==== Record excerpts

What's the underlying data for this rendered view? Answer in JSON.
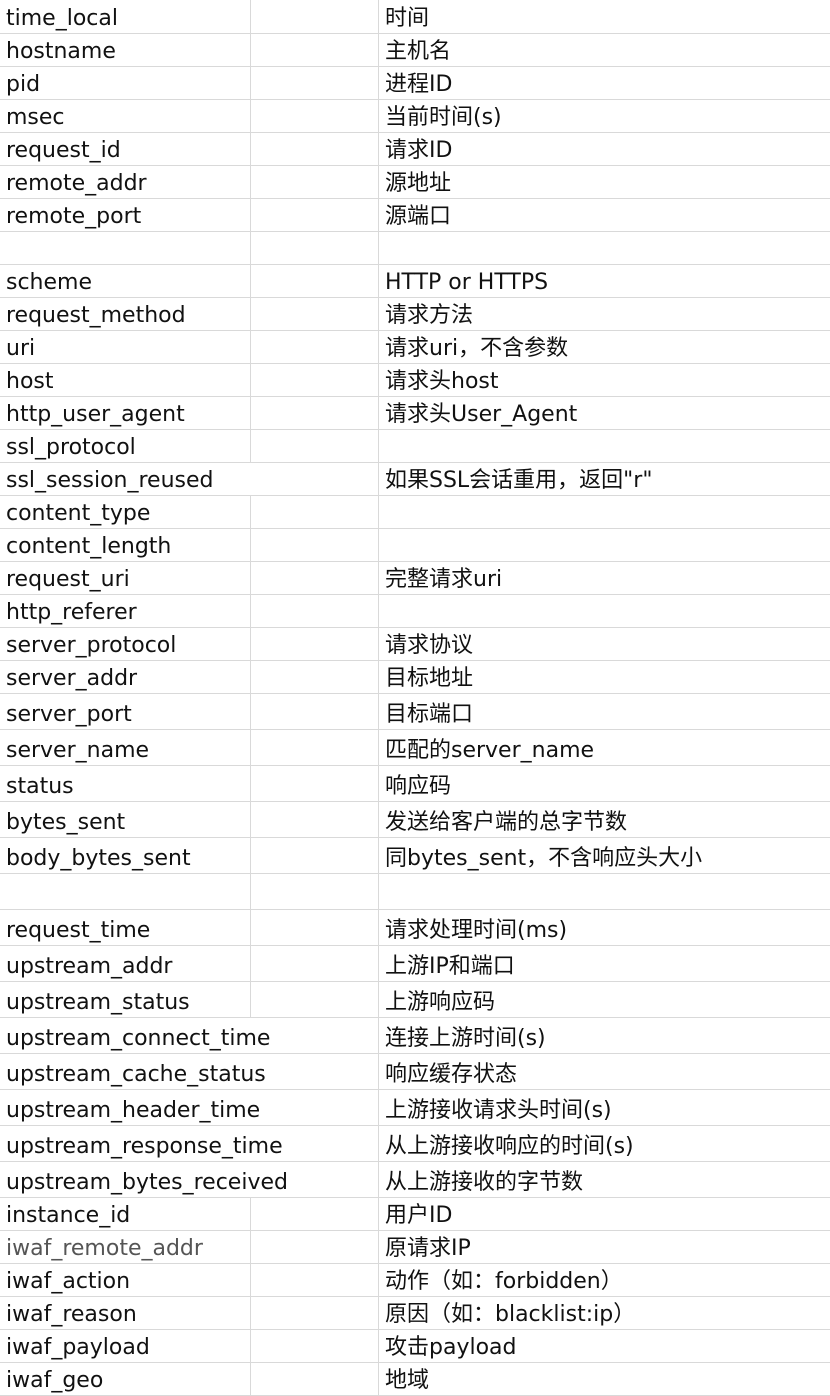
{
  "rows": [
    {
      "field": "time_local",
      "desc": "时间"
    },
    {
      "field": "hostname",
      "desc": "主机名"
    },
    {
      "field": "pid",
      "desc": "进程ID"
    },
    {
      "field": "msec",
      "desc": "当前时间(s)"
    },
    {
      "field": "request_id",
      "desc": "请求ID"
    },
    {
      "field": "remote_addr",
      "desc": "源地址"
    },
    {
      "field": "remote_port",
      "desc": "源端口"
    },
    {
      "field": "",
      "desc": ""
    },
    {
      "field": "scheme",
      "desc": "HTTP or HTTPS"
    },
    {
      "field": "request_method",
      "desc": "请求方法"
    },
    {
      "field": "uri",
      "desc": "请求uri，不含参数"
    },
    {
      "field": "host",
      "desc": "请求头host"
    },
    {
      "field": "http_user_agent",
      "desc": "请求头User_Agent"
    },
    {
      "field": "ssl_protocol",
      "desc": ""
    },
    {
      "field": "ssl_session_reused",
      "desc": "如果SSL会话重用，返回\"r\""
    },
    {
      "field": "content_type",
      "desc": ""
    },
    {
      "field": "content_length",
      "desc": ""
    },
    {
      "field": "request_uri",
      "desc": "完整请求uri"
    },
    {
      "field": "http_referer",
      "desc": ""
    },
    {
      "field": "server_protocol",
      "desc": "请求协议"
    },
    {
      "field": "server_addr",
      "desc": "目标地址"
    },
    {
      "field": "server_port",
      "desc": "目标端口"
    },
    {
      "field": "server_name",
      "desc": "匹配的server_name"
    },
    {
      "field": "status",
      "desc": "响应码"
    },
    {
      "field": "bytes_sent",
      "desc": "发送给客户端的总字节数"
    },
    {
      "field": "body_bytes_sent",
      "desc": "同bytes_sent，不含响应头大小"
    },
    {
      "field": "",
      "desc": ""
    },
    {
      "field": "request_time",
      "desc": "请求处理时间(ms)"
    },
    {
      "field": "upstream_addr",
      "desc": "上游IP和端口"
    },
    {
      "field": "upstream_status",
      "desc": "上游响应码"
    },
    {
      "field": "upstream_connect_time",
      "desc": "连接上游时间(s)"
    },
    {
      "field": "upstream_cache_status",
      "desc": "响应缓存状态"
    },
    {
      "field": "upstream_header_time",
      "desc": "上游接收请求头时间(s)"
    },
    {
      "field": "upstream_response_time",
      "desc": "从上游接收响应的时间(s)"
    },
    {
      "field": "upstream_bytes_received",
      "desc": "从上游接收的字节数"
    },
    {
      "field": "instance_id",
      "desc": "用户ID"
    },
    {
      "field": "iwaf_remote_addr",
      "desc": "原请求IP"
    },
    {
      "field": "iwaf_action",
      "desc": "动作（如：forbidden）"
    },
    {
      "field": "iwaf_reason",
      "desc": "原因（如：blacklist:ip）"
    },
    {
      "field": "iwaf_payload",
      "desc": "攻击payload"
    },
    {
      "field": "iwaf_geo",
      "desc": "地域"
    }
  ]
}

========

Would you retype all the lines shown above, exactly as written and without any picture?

What's the underlying data for this rendered view? Answer in JSON.
{
  "rows": [
    {
      "field": "time_local",
      "desc": "时间"
    },
    {
      "field": "hostname",
      "desc": "主机名"
    },
    {
      "field": "pid",
      "desc": "进程ID"
    },
    {
      "field": "msec",
      "desc": "当前时间(s)"
    },
    {
      "field": "request_id",
      "desc": "请求ID"
    },
    {
      "field": "remote_addr",
      "desc": "源地址"
    },
    {
      "field": "remote_port",
      "desc": "源端口"
    },
    {
      "field": "",
      "desc": ""
    },
    {
      "field": "scheme",
      "desc": "HTTP or HTTPS"
    },
    {
      "field": "request_method",
      "desc": "请求方法"
    },
    {
      "field": "uri",
      "desc": "请求uri，不含参数"
    },
    {
      "field": "host",
      "desc": "请求头host"
    },
    {
      "field": "http_user_agent",
      "desc": "请求头User_Agent"
    },
    {
      "field": "ssl_protocol",
      "desc": ""
    },
    {
      "field": "ssl_session_reused",
      "desc": "如果SSL会话重用，返回\"r\""
    },
    {
      "field": "content_type",
      "desc": ""
    },
    {
      "field": "content_length",
      "desc": ""
    },
    {
      "field": "request_uri",
      "desc": "完整请求uri"
    },
    {
      "field": "http_referer",
      "desc": ""
    },
    {
      "field": "server_protocol",
      "desc": "请求协议"
    },
    {
      "field": "server_addr",
      "desc": "目标地址"
    },
    {
      "field": "server_port",
      "desc": "目标端口"
    },
    {
      "field": "server_name",
      "desc": "匹配的server_name"
    },
    {
      "field": "status",
      "desc": "响应码"
    },
    {
      "field": "bytes_sent",
      "desc": "发送给客户端的总字节数"
    },
    {
      "field": "body_bytes_sent",
      "desc": "同bytes_sent，不含响应头大小"
    },
    {
      "field": "",
      "desc": ""
    },
    {
      "field": "request_time",
      "desc": "请求处理时间(ms)"
    },
    {
      "field": "upstream_addr",
      "desc": "上游IP和端口"
    },
    {
      "field": "upstream_status",
      "desc": "上游响应码"
    },
    {
      "field": "upstream_connect_time",
      "desc": "连接上游时间(s)"
    },
    {
      "field": "upstream_cache_status",
      "desc": "响应缓存状态"
    },
    {
      "field": "upstream_header_time",
      "desc": "上游接收请求头时间(s)"
    },
    {
      "field": "upstream_response_time",
      "desc": "从上游接收响应的时间(s)"
    },
    {
      "field": "upstream_bytes_received",
      "desc": "从上游接收的字节数"
    },
    {
      "field": "instance_id",
      "desc": "用户ID"
    },
    {
      "field": "iwaf_remote_addr",
      "desc": "原请求IP"
    },
    {
      "field": "iwaf_action",
      "desc": "动作（如：forbidden）"
    },
    {
      "field": "iwaf_reason",
      "desc": "原因（如：blacklist:ip）"
    },
    {
      "field": "iwaf_payload",
      "desc": "攻击payload"
    },
    {
      "field": "iwaf_geo",
      "desc": "地域"
    }
  ]
}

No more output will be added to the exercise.